→ **TASK GOAL**: Each of the records that follow needs an exact reproduction.

[Data about app and page elements]
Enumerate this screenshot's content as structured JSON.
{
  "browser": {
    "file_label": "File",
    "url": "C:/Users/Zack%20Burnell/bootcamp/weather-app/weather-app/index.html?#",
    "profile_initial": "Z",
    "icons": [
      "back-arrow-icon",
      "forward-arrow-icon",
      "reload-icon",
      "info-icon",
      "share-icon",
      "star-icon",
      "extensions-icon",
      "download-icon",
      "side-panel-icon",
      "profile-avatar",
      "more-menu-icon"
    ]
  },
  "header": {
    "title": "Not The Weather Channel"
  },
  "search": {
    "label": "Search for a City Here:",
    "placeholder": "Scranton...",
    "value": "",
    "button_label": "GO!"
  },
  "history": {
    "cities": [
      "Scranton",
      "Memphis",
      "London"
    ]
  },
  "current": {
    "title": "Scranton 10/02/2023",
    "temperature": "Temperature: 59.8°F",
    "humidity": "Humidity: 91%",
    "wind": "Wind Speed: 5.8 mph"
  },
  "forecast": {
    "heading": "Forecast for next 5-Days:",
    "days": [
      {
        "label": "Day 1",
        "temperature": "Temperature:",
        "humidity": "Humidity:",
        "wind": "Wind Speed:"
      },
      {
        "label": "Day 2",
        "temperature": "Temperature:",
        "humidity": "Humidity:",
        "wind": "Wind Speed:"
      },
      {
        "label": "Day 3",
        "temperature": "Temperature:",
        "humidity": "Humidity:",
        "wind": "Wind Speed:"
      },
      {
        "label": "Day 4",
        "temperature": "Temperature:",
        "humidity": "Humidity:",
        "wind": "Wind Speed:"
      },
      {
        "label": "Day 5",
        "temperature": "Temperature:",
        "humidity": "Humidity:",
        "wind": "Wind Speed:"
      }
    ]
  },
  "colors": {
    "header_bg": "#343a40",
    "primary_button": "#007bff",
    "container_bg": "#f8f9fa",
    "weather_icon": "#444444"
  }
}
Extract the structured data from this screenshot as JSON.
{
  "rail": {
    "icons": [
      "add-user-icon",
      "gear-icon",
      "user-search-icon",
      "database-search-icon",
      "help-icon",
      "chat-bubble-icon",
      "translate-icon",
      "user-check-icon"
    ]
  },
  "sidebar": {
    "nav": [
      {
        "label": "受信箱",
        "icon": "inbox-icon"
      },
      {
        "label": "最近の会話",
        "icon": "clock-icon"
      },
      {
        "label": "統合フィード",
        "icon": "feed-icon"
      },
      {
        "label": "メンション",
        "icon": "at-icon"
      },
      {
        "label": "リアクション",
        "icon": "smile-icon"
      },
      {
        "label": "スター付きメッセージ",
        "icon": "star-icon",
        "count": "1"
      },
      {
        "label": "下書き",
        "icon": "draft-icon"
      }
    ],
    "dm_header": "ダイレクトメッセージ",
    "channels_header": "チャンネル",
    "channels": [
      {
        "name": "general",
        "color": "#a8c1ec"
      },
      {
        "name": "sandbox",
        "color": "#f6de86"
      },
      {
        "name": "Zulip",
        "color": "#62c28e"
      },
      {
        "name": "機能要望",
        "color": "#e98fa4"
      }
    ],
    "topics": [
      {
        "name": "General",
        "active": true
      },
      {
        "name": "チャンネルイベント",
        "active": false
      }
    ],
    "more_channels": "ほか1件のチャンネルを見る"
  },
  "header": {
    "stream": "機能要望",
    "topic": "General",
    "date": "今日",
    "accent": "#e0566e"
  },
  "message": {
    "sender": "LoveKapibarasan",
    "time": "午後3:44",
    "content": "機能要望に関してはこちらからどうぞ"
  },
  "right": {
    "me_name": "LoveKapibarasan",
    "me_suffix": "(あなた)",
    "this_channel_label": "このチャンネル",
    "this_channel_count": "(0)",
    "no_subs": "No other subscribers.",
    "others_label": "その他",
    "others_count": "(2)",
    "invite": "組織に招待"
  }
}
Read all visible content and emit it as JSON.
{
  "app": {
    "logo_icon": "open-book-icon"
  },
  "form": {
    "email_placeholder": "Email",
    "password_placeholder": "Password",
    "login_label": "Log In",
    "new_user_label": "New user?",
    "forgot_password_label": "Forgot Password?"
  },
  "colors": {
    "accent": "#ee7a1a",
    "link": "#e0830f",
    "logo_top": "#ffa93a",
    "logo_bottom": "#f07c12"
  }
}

→ **TASK RESPONSE**:
Enumerate this screenshot's content as structured JSON.
{
  "browser": {
    "file_label": "File",
    "url": "C:/Users/Zack%20Burnell/bootcamp/weather-app/weather-app/index.html?#",
    "profile_initial": "Z",
    "icons": [
      "back-arrow-icon",
      "forward-arrow-icon",
      "reload-icon",
      "info-icon",
      "share-icon",
      "star-icon",
      "extensions-icon",
      "download-icon",
      "side-panel-icon",
      "profile-avatar",
      "more-menu-icon"
    ]
  },
  "header": {
    "title": "Not The Weather Channel"
  },
  "search": {
    "label": "Search for a City Here:",
    "placeholder": "Scranton...",
    "value": "",
    "button_label": "GO!"
  },
  "history": {
    "cities": [
      "Scranton",
      "Memphis",
      "London"
    ]
  },
  "current": {
    "title": "Scranton 10/02/2023",
    "temperature": "Temperature: 59.8°F",
    "humidity": "Humidity: 91%",
    "wind": "Wind Speed: 5.8 mph"
  },
  "forecast": {
    "heading": "Forecast for next 5-Days:",
    "days": [
      {
        "label": "Day 1",
        "temperature": "Temperature:",
        "humidity": "Humidity:",
        "wind": "Wind Speed:"
      },
      {
        "label": "Day 2",
        "temperature": "Temperature:",
        "humidity": "Humidity:",
        "wind": "Wind Speed:"
      },
      {
        "label": "Day 3",
        "temperature": "Temperature:",
        "humidity": "Humidity:",
        "wind": "Wind Speed:"
      },
      {
        "label": "Day 4",
        "temperature": "Temperature:",
        "humidity": "Humidity:",
        "wind": "Wind Speed:"
      },
      {
        "label": "Day 5",
        "temperature": "Temperature:",
        "humidity": "Humidity:",
        "wind": "Wind Speed:"
      }
    ]
  },
  "colors": {
    "header_bg": "#343a40",
    "primary_button": "#007bff",
    "container_bg": "#f8f9fa",
    "weather_icon": "#444444"
  }
}
Extract the structured data from this screenshot as JSON.
{
  "rail": {
    "icons": [
      "add-user-icon",
      "gear-icon",
      "user-search-icon",
      "database-search-icon",
      "help-icon",
      "chat-bubble-icon",
      "translate-icon",
      "user-check-icon"
    ]
  },
  "sidebar": {
    "nav": [
      {
        "label": "受信箱",
        "icon": "inbox-icon"
      },
      {
        "label": "最近の会話",
        "icon": "clock-icon"
      },
      {
        "label": "統合フィード",
        "icon": "feed-icon"
      },
      {
        "label": "メンション",
        "icon": "at-icon"
      },
      {
        "label": "リアクション",
        "icon": "smile-icon"
      },
      {
        "label": "スター付きメッセージ",
        "icon": "star-icon",
        "count": "1"
      },
      {
        "label": "下書き",
        "icon": "draft-icon"
      }
    ],
    "dm_header": "ダイレクトメッセージ",
    "channels_header": "チャンネル",
    "channels": [
      {
        "name": "general",
        "color": "#a8c1ec"
      },
      {
        "name": "sandbox",
        "color": "#f6de86"
      },
      {
        "name": "Zulip",
        "color": "#62c28e"
      },
      {
        "name": "機能要望",
        "color": "#e98fa4"
      }
    ],
    "topics": [
      {
        "name": "General",
        "active": true
      },
      {
        "name": "チャンネルイベント",
        "active": false
      }
    ],
    "more_channels": "ほか1件のチャンネルを見る"
  },
  "header": {
    "stream": "機能要望",
    "topic": "General",
    "date": "今日",
    "accent": "#e0566e"
  },
  "message": {
    "sender": "LoveKapibarasan",
    "time": "午後3:44",
    "content": "機能要望に関してはこちらからどうぞ"
  },
  "right": {
    "me_name": "LoveKapibarasan",
    "me_suffix": "(あなた)",
    "this_channel_label": "このチャンネル",
    "this_channel_count": "(0)",
    "no_subs": "No other subscribers.",
    "others_label": "その他",
    "others_count": "(2)",
    "invite": "組織に招待"
  }
}
Read all visible content and emit it as JSON.
{
  "app": {
    "logo_icon": "open-book-icon"
  },
  "form": {
    "email_placeholder": "Email",
    "password_placeholder": "Password",
    "login_label": "Log In",
    "new_user_label": "New user?",
    "forgot_password_label": "Forgot Password?"
  },
  "colors": {
    "accent": "#ee7a1a",
    "link": "#e0830f",
    "logo_top": "#ffa93a",
    "logo_bottom": "#f07c12"
  }
}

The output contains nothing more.